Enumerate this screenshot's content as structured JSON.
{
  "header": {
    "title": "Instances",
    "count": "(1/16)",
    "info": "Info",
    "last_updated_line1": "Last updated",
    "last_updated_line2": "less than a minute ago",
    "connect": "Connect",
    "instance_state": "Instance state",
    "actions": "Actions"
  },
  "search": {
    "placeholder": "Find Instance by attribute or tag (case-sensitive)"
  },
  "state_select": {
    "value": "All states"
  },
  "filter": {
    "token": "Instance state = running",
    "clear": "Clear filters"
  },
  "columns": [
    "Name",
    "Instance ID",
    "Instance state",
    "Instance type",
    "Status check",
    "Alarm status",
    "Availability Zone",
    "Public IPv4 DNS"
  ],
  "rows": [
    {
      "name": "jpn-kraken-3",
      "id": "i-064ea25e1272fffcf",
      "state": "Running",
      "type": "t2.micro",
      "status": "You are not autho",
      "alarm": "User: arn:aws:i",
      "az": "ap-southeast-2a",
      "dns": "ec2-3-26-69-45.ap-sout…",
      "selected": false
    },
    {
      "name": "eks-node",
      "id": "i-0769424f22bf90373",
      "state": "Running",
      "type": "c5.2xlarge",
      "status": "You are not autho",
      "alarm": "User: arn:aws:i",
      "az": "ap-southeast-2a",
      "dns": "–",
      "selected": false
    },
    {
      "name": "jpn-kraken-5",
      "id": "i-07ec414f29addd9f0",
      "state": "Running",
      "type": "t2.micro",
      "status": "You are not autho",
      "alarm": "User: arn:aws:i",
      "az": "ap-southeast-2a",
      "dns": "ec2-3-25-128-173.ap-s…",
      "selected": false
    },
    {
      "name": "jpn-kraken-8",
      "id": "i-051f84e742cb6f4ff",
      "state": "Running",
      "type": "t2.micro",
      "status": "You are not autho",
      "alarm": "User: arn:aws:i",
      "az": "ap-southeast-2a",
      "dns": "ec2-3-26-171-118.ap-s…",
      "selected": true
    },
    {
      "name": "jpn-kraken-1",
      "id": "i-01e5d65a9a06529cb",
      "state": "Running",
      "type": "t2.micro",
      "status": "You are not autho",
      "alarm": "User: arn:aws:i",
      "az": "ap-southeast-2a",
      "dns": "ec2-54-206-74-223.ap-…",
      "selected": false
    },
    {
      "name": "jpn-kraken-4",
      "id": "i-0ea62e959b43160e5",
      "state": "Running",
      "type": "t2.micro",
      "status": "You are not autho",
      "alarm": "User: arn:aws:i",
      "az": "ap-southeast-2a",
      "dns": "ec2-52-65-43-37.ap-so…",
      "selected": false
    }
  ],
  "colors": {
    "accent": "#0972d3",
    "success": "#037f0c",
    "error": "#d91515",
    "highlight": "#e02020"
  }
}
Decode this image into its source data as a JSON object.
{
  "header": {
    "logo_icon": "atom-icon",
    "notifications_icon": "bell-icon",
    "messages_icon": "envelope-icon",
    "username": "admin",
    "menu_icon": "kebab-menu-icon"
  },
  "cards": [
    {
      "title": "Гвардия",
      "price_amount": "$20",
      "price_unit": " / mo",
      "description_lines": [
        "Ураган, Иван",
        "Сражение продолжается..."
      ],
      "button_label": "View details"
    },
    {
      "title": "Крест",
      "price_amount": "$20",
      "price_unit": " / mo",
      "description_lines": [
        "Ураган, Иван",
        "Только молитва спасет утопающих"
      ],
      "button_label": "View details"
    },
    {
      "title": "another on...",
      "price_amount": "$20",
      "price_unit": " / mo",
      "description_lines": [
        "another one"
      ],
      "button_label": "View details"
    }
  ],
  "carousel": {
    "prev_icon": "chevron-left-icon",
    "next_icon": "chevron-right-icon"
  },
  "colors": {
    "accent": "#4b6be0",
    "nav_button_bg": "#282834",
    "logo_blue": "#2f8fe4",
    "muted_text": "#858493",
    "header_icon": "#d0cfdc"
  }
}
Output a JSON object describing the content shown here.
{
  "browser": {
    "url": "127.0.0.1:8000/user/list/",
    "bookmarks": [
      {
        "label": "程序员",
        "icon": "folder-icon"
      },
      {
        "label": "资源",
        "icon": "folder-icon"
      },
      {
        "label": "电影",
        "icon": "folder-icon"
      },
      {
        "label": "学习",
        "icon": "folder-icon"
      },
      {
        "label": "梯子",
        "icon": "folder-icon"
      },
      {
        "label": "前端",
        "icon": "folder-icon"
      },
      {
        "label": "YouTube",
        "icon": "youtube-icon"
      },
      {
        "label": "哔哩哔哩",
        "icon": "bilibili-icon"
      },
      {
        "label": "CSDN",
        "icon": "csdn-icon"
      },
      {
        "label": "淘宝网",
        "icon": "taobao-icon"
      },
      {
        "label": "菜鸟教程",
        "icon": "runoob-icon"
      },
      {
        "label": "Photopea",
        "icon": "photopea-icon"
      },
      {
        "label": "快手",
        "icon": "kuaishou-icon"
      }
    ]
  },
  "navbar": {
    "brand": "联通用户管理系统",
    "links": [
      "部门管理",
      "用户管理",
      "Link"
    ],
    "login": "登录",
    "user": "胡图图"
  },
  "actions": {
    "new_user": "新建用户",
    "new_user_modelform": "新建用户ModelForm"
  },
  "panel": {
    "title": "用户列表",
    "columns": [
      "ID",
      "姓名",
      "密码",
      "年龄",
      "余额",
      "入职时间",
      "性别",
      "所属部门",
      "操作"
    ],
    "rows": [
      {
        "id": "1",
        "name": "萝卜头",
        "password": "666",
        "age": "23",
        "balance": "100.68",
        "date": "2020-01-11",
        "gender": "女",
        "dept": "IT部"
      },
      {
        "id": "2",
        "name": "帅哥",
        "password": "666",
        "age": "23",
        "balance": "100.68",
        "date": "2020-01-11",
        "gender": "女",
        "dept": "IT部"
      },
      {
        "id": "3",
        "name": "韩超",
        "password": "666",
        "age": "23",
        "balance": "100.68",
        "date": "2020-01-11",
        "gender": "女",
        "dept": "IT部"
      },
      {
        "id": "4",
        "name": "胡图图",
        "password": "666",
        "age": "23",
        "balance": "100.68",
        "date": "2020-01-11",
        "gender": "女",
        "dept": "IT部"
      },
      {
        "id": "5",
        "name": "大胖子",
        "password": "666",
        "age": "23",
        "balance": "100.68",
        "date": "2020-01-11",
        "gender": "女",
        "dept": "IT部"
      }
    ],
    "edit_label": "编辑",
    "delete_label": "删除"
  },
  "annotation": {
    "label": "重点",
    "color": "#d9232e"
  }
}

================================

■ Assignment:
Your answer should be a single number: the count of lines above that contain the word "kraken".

■ Solution to this problem:
5